My father became involved with applying the new magnificence and speed of the silicon chip back in 1977 - I was 14. I remember gazing into the distance one afternoon back then and realizing, "I get it". I understood his passion for the thing; I had gleaned a 'Rumsfeldian slice' of the potential of microprocessing. A few years later I took a computer course in high school - the first of it's kind - where we wrote a sequence of 'goto' commands on a Apple ll PC. When you selected a 'y' or 'n' the program we'd written would select the appropriate tine in a fork and 'goto' the correct line in the program, then the computer would flash up the 'right' answer in ugly green letters.
Image courtesy engadget.com.
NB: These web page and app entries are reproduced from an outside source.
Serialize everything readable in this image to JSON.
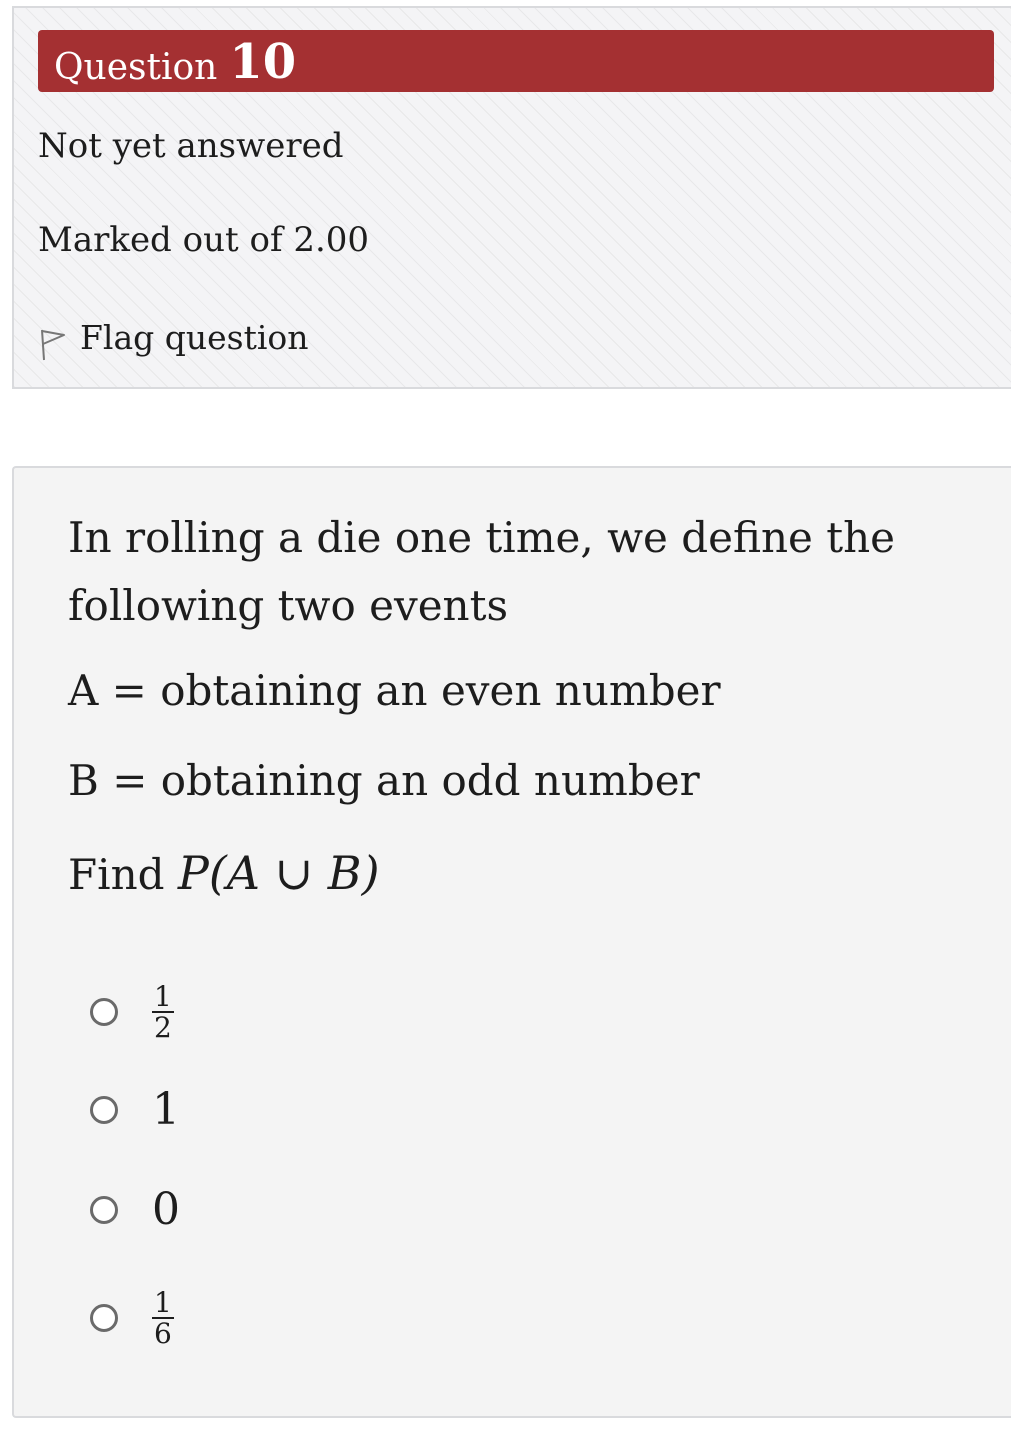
{
  "question": {
    "label": "Question",
    "number": "10",
    "state": "Not yet answered",
    "marked": "Marked out of 2.00",
    "flag_label": "Flag question"
  },
  "content": {
    "text": "In rolling a die one time, we define the following two events",
    "event_a": "A = obtaining an even number",
    "event_b": "B = obtaining an odd number",
    "find_prefix": "Find ",
    "find_expr": "P(A ∪ B)"
  },
  "options": [
    {
      "numerator": "1",
      "denominator": "2"
    },
    {
      "text": "1"
    },
    {
      "text": "0"
    },
    {
      "numerator": "1",
      "denominator": "6"
    }
  ],
  "colors": {
    "header_bg": "#a43032"
  }
}
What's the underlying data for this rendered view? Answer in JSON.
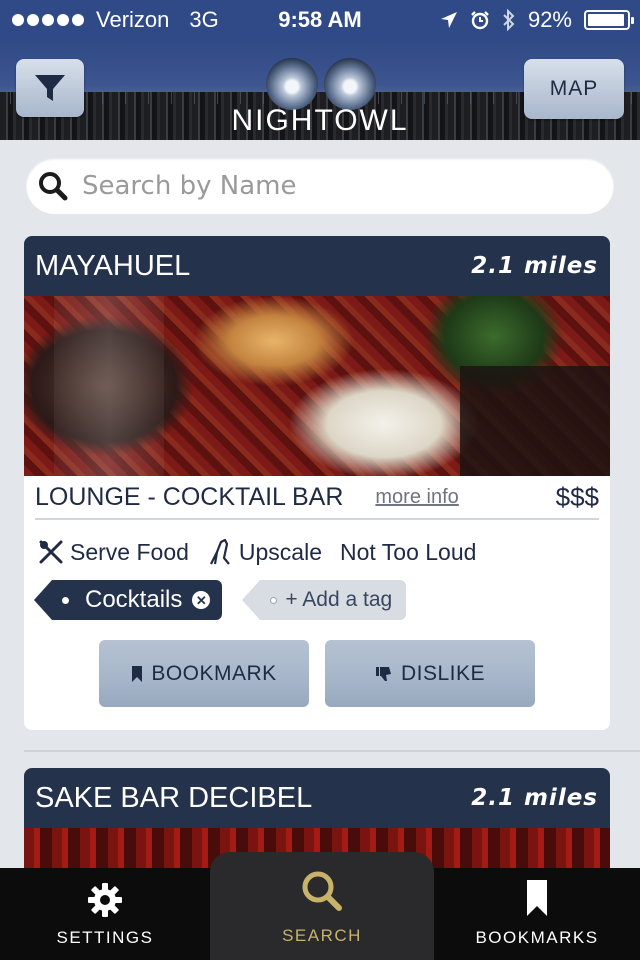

I was not impressed and picked up a guitar instead. I thought the internet was an unfriendly niche for geeks that had different minds than mine. I always kept up with the progress of the thing though, the PC, the internet; but I felt I had no way 'in'. In 2000 I became aware of the Google search engine and I thought, "brilliant, this is it!", but still, I had no way 'in'. In 2003 a fiend showed me blogger.com and I was off to the races - I had a quarter century of catching up to do.
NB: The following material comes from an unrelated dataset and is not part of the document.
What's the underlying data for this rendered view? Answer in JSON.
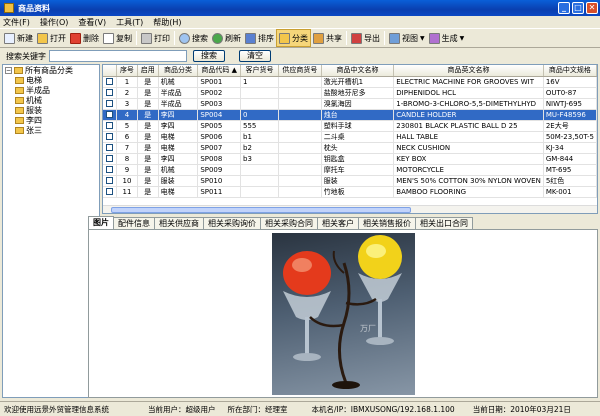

The evolution of social networking technology, especially Twitter have gotten me considering an idea that's been simmering in the back of my mind ever since that Rumsfeldian epiphany back in 1977. I've tried to express the coming sudden intuitive leap of understanding I'm looking for in pieces I've written here related to Tim O'Reilly's 'Web 2.0' idea. I've compared it to the industrial revolution: the steam engine was the silicone chip of its day - the vista operating system may be compared to the Ford Edsel some day 8-). (Hey! That's Groucho! (-that's not a period - it's a cigar!)).
The Ford Edsel, the Microsoft Vista of it's day. Looked really sharp but never ran properly, cost it's owners buckets of money to keep on the road.
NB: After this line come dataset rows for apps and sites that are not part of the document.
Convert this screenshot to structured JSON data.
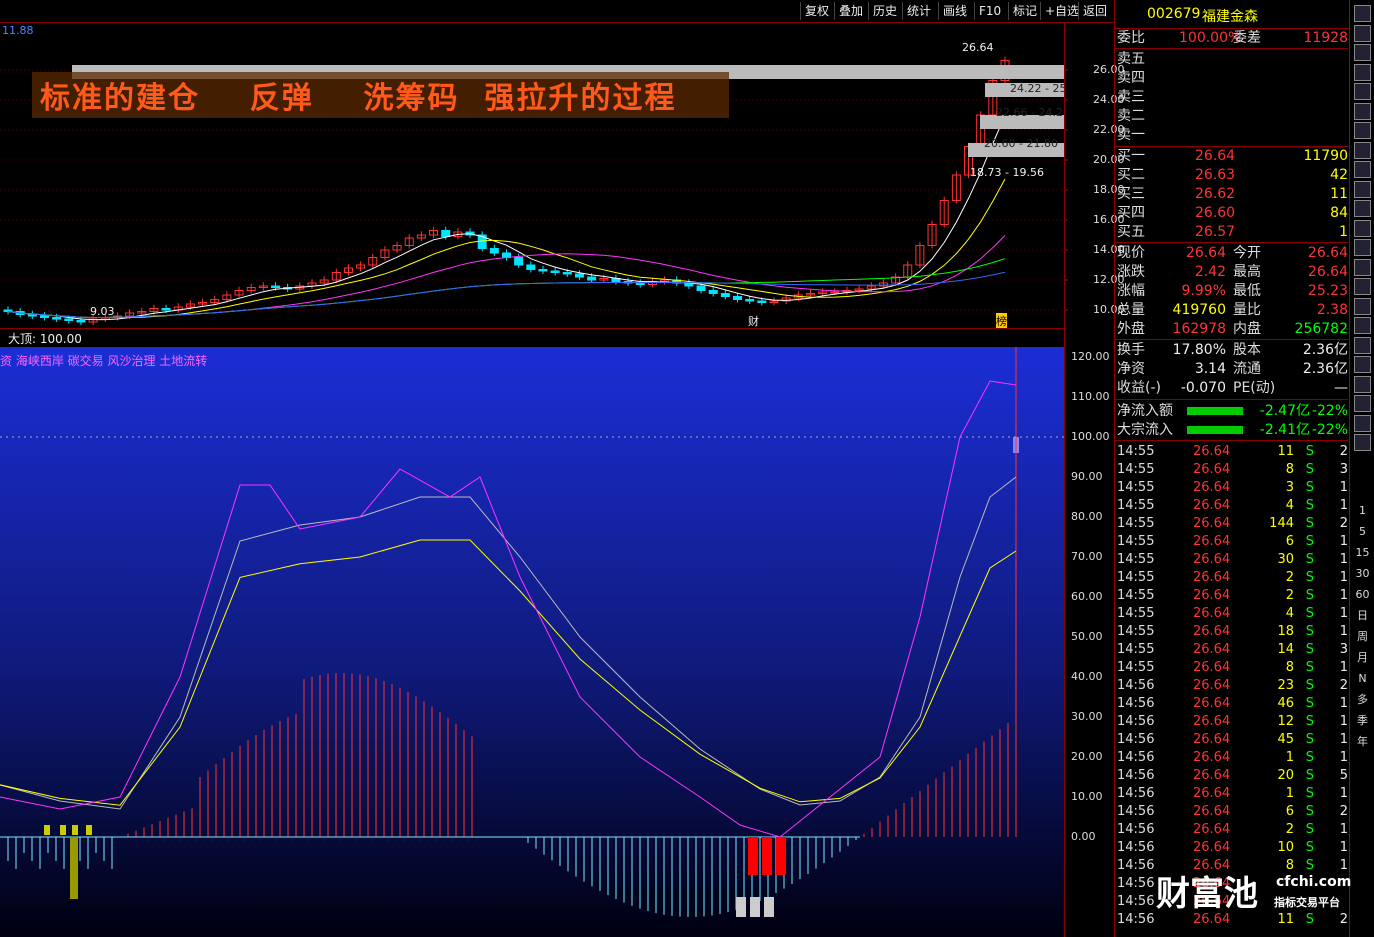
{
  "toolbar": {
    "buttons": [
      "复权",
      "叠加",
      "历史",
      "统计",
      "画线",
      "F10",
      "标记",
      "+自选",
      "返回"
    ]
  },
  "kchart": {
    "top_left_value": "11.88",
    "title": "标准的建仓    反弹    洗筹码  强拉升的过程",
    "price_axis": [
      "26.00",
      "24.00",
      "22.00",
      "20.00",
      "18.00",
      "16.00",
      "14.00",
      "12.00",
      "10.00"
    ],
    "high_label": "26.64",
    "low_label": "9.03",
    "chip_labels": [
      "24.22 - 25",
      "22.66 - 24.2",
      "20.60 - 21.80",
      "18.73 - 19.56"
    ],
    "markers": [
      "财",
      "榜"
    ]
  },
  "indicator": {
    "header": "大顶: 100.00",
    "concepts": "资 海峡西岸 碳交易 风沙治理 土地流转",
    "axis": [
      "120.00",
      "110.00",
      "100.00",
      "90.00",
      "80.00",
      "70.00",
      "60.00",
      "50.00",
      "40.00",
      "30.00",
      "20.00",
      "10.00",
      "0.00"
    ]
  },
  "quote": {
    "code": "002679",
    "name": "福建金森",
    "weibi_label": "委比",
    "weibi": "100.00%",
    "weicha_label": "委差",
    "weicha": "11928",
    "sell": [
      {
        "label": "卖五"
      },
      {
        "label": "卖四"
      },
      {
        "label": "卖三"
      },
      {
        "label": "卖二"
      },
      {
        "label": "卖一"
      }
    ],
    "buy": [
      {
        "label": "买一",
        "price": "26.64",
        "vol": "11790"
      },
      {
        "label": "买二",
        "price": "26.63",
        "vol": "42"
      },
      {
        "label": "买三",
        "price": "26.62",
        "vol": "11"
      },
      {
        "label": "买四",
        "price": "26.60",
        "vol": "84"
      },
      {
        "label": "买五",
        "price": "26.57",
        "vol": "1"
      }
    ],
    "stats": [
      {
        "l1": "现价",
        "v1": "26.64",
        "c1": "red",
        "l2": "今开",
        "v2": "26.64",
        "c2": "red"
      },
      {
        "l1": "涨跌",
        "v1": "2.42",
        "c1": "red",
        "l2": "最高",
        "v2": "26.64",
        "c2": "red"
      },
      {
        "l1": "涨幅",
        "v1": "9.99%",
        "c1": "red",
        "l2": "最低",
        "v2": "25.23",
        "c2": "red"
      },
      {
        "l1": "总量",
        "v1": "419760",
        "c1": "yel",
        "l2": "量比",
        "v2": "2.38",
        "c2": "red"
      },
      {
        "l1": "外盘",
        "v1": "162978",
        "c1": "red",
        "l2": "内盘",
        "v2": "256782",
        "c2": "grn"
      }
    ],
    "stats2": [
      {
        "l1": "换手",
        "v1": "17.80%",
        "l2": "股本",
        "v2": "2.36亿"
      },
      {
        "l1": "净资",
        "v1": "3.14",
        "l2": "流通",
        "v2": "2.36亿"
      },
      {
        "l1": "收益(-)",
        "v1": "-0.070",
        "l2": "PE(动)",
        "v2": "—"
      }
    ],
    "flows": [
      {
        "label": "净流入额",
        "value": "-2.47亿",
        "pct": "-22%"
      },
      {
        "label": "大宗流入",
        "value": "-2.41亿",
        "pct": "-22%"
      }
    ],
    "ticks": [
      {
        "t": "14:55",
        "p": "26.64",
        "v": "11",
        "s": "S",
        "n": "2"
      },
      {
        "t": "14:55",
        "p": "26.64",
        "v": "8",
        "s": "S",
        "n": "3"
      },
      {
        "t": "14:55",
        "p": "26.64",
        "v": "3",
        "s": "S",
        "n": "1"
      },
      {
        "t": "14:55",
        "p": "26.64",
        "v": "4",
        "s": "S",
        "n": "1"
      },
      {
        "t": "14:55",
        "p": "26.64",
        "v": "144",
        "s": "S",
        "n": "2"
      },
      {
        "t": "14:55",
        "p": "26.64",
        "v": "6",
        "s": "S",
        "n": "1"
      },
      {
        "t": "14:55",
        "p": "26.64",
        "v": "30",
        "s": "S",
        "n": "1"
      },
      {
        "t": "14:55",
        "p": "26.64",
        "v": "2",
        "s": "S",
        "n": "1"
      },
      {
        "t": "14:55",
        "p": "26.64",
        "v": "2",
        "s": "S",
        "n": "1"
      },
      {
        "t": "14:55",
        "p": "26.64",
        "v": "4",
        "s": "S",
        "n": "1"
      },
      {
        "t": "14:55",
        "p": "26.64",
        "v": "18",
        "s": "S",
        "n": "1"
      },
      {
        "t": "14:55",
        "p": "26.64",
        "v": "14",
        "s": "S",
        "n": "3"
      },
      {
        "t": "14:55",
        "p": "26.64",
        "v": "8",
        "s": "S",
        "n": "1"
      },
      {
        "t": "14:56",
        "p": "26.64",
        "v": "23",
        "s": "S",
        "n": "2"
      },
      {
        "t": "14:56",
        "p": "26.64",
        "v": "46",
        "s": "S",
        "n": "1"
      },
      {
        "t": "14:56",
        "p": "26.64",
        "v": "12",
        "s": "S",
        "n": "1"
      },
      {
        "t": "14:56",
        "p": "26.64",
        "v": "45",
        "s": "S",
        "n": "1"
      },
      {
        "t": "14:56",
        "p": "26.64",
        "v": "1",
        "s": "S",
        "n": "1"
      },
      {
        "t": "14:56",
        "p": "26.64",
        "v": "20",
        "s": "S",
        "n": "5"
      },
      {
        "t": "14:56",
        "p": "26.64",
        "v": "1",
        "s": "S",
        "n": "1"
      },
      {
        "t": "14:56",
        "p": "26.64",
        "v": "6",
        "s": "S",
        "n": "2"
      },
      {
        "t": "14:56",
        "p": "26.64",
        "v": "2",
        "s": "S",
        "n": "1"
      },
      {
        "t": "14:56",
        "p": "26.64",
        "v": "10",
        "s": "S",
        "n": "1"
      },
      {
        "t": "14:56",
        "p": "26.64",
        "v": "8",
        "s": "S",
        "n": "1"
      },
      {
        "t": "14:56",
        "p": "26.64",
        "v": "",
        "s": "",
        "n": ""
      },
      {
        "t": "14:56",
        "p": "26.64",
        "v": "",
        "s": "",
        "n": ""
      },
      {
        "t": "14:56",
        "p": "26.64",
        "v": "11",
        "s": "S",
        "n": "2"
      }
    ]
  },
  "sidebar": {
    "periods": [
      "1",
      "5",
      "15",
      "30",
      "60",
      "日",
      "周",
      "月",
      "N",
      "多",
      "季",
      "年"
    ]
  },
  "watermark": {
    "brand": "财富池",
    "site": "cfchi.com",
    "sub": "指标交易平台"
  }
}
We've come a long way and much more quickly than the industrial revolution moved forward a century ago; and although we have gotten to the 'gas turbine engine' in micro processing speed, the F-22 of applications still eludes us.
That intuition I have - that thing that is so-close-you-could-touch-it, the F-22 of applications - has a name I needed to help me think about it. My possible neologism:
Today a method came to me to recognize it - distinguish it in the gale of new applications we are inventing, and the swirl of new ways we are applying them.
It's simply a series of questions I ask when I comes across an ingenious new application; or someone's ingenious new way of using one, or several applications in combination (which happens about 20 times a day on Twitter):
- What is the uber-app?
- Can we see it now?
- Can we simply gather the elements of it together - and by placing them in the proper order - create it?
If not, how can we find it?
- What do we think it will it look like?
- What will it do?
- What do we want it to do?
- What do we need it to do - right now?
- What are our dreams of it?
Now, back on my Twitterboard to try it out... .